Displacement power cat builders are experimenting with layout, hull form and propulsion. Endeavour’s TrawlerCat interiors have evolved over the last couple models to more closely resemble a standard trawler layout, according to company president Vincent. The TrawlerCat 48 marks the culmination of those efforts.
“You don’t know it’s a catamaran unless you look at it from the outside,” says Vincent. “That’s what we’re hoping will broaden the catamaran market even more.” The company changed the shape of the cabin top and moved more of the living quarters — typically in the hulls — up to the deck level.
The TrawlerCat 48 has three staterooms and two heads, including a forward master with an island berth and private head and shower compartment.
The recently introduced 3070 IsleRunner and 3080 Coastal Runner (the hardtop version of the boat) from Glacier Bay Catamarans sport an award-winning design from hull bottom to topsides.

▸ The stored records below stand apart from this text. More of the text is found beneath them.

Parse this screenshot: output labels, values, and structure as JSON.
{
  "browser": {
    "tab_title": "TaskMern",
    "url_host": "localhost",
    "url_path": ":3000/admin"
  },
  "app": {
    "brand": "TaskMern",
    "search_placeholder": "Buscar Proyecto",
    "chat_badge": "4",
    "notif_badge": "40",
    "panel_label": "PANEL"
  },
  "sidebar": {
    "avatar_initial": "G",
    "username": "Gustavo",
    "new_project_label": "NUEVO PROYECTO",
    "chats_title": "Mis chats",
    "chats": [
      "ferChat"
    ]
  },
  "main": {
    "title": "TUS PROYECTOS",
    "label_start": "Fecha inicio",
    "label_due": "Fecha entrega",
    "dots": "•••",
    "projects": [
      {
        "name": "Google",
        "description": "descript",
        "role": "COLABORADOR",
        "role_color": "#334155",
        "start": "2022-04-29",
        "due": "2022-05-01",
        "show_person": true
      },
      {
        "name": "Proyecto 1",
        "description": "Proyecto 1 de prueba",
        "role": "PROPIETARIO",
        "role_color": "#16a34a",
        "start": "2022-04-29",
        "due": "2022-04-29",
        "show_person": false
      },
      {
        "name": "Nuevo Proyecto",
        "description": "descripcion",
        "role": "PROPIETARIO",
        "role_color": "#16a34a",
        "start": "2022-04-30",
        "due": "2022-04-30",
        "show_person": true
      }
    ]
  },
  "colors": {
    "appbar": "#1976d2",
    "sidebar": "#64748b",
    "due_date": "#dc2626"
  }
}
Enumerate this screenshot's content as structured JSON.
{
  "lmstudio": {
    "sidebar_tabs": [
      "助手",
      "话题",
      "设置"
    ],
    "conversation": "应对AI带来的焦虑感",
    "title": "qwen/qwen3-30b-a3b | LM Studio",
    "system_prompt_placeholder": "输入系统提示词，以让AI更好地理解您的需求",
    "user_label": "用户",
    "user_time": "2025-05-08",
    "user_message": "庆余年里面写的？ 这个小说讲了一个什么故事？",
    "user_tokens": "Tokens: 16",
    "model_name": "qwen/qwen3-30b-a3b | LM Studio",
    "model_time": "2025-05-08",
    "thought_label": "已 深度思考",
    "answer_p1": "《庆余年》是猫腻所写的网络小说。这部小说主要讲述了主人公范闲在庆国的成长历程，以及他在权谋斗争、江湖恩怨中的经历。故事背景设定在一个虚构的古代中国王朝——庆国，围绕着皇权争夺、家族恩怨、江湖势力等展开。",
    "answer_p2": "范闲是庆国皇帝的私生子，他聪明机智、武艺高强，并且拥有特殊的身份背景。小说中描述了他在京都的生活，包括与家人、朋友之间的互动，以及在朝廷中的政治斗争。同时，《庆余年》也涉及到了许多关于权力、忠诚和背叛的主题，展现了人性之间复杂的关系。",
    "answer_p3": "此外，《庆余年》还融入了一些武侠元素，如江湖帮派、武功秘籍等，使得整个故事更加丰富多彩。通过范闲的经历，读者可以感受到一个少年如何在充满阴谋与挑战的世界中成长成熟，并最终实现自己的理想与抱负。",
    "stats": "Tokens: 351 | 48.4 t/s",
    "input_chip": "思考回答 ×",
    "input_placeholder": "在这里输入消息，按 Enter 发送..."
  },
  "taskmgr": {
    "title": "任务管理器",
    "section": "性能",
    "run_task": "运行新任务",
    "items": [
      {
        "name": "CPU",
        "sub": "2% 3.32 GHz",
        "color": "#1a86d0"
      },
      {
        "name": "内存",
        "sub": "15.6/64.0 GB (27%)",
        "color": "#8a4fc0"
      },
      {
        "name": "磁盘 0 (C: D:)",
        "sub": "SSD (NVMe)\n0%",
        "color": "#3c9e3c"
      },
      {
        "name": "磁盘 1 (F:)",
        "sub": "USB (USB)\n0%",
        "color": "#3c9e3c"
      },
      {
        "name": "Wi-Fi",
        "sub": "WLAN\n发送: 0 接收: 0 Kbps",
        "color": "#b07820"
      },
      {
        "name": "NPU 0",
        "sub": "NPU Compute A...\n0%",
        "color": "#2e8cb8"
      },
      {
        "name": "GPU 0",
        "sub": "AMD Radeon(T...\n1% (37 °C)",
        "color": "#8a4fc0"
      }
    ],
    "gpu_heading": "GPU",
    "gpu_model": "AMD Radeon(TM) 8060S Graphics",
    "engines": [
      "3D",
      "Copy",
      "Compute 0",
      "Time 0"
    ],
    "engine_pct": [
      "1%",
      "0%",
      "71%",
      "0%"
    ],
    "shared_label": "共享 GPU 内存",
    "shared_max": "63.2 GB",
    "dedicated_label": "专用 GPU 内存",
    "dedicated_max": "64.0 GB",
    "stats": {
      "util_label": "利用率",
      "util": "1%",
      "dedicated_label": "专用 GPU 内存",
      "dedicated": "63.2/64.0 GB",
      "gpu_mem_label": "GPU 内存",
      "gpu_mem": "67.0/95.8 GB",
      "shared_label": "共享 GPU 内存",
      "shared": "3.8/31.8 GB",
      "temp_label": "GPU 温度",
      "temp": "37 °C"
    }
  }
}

The hull has “surface-piercing rails” and “super chines” for a soft and dry ride, according to the builder, and the galley up creates space for a king-size berth in the cabin. The galley comes equipped with Corian countertops, a sink, electric stove, refrigerator and microwave. Also on the bridge deck — beneath the 3080’s hardtop — is a portside L-shaped lounge with a table.
The cockpit is equipped for fishing, with tackle drawers, rod storage, a transom sink and a pair of insulated in-deck fishboxes.
Maine Cat’s P-38, with a 12.5-to-1 length-to-beam ratio and 2 feet, 7 inches of tunnel clearance, is designed for optimum performance. Built using 100-percent resin-infused Core-Cell composite construction, the boat will be powered by a pair of 35-hp OSSA Powerlite diesel-electric engines. That’s 70 hp in a 20,000-pound boat.
“In the beginning of our design brief statement we made the commitment to produce the most fuel efficient power cat in the world,” says Vermeulen. “We believe the fuel savings by going to this power system will exceed 30 percent. The diesel-electric technology is now cost effective and reliable. There is no good argument to go backward to conventional diesel power.”
The company plans to launch the prototype this spring and expects to build 20 P-38s a year by 2009.
Because the power catamaran industry is in its relative infancy, builders aren’t afraid to experiment. Some engineer a hydrofoil between the hulls, such as the Blubay Tender Cat 45, while others might fit a cat with a RIB’s inflatable collar. South Africa-built Stealth Yachts, which builds foil-assisted sport cruisers to 54 feet, employs both hydrofoil technology and inflatable tubes on its 21-foot Stealth Sport (www.stealthyachts.com).
Defiant Catamarans is thinking outside the box with its M-Series Mono-Cat. “It is a monohull bow section that’s married to a catamaran hull bottom,” says company president Watton, who founded Defiant in 2002. “And it really has the potential to outperform boats on both sides.”
The Mono-Cat has an asymmetrical ventilated stepped hull bottom designed by Gary Armington of Talon Marine in Sarasota. The design should reduce bow slapping and wind resistance, and improve seakeeping, according to the company. It will be available as a center console, walkaround, open express or hardtop express.
As for performance, Watton says a 45-foot M450 Mono-Cat with triple 300-hp outboards will probably reach speeds in the mid-70-mph range. “I’ve been exposed to everything from displacement to semidisplacement to full planing and foil-assisted catamarans, and seen some of the problems that exist in the various configurations,” he says. “And what this is is an attempt to eliminate the various problems with both monohulls and catamarans.”
Such is the spirit of the power cat builder.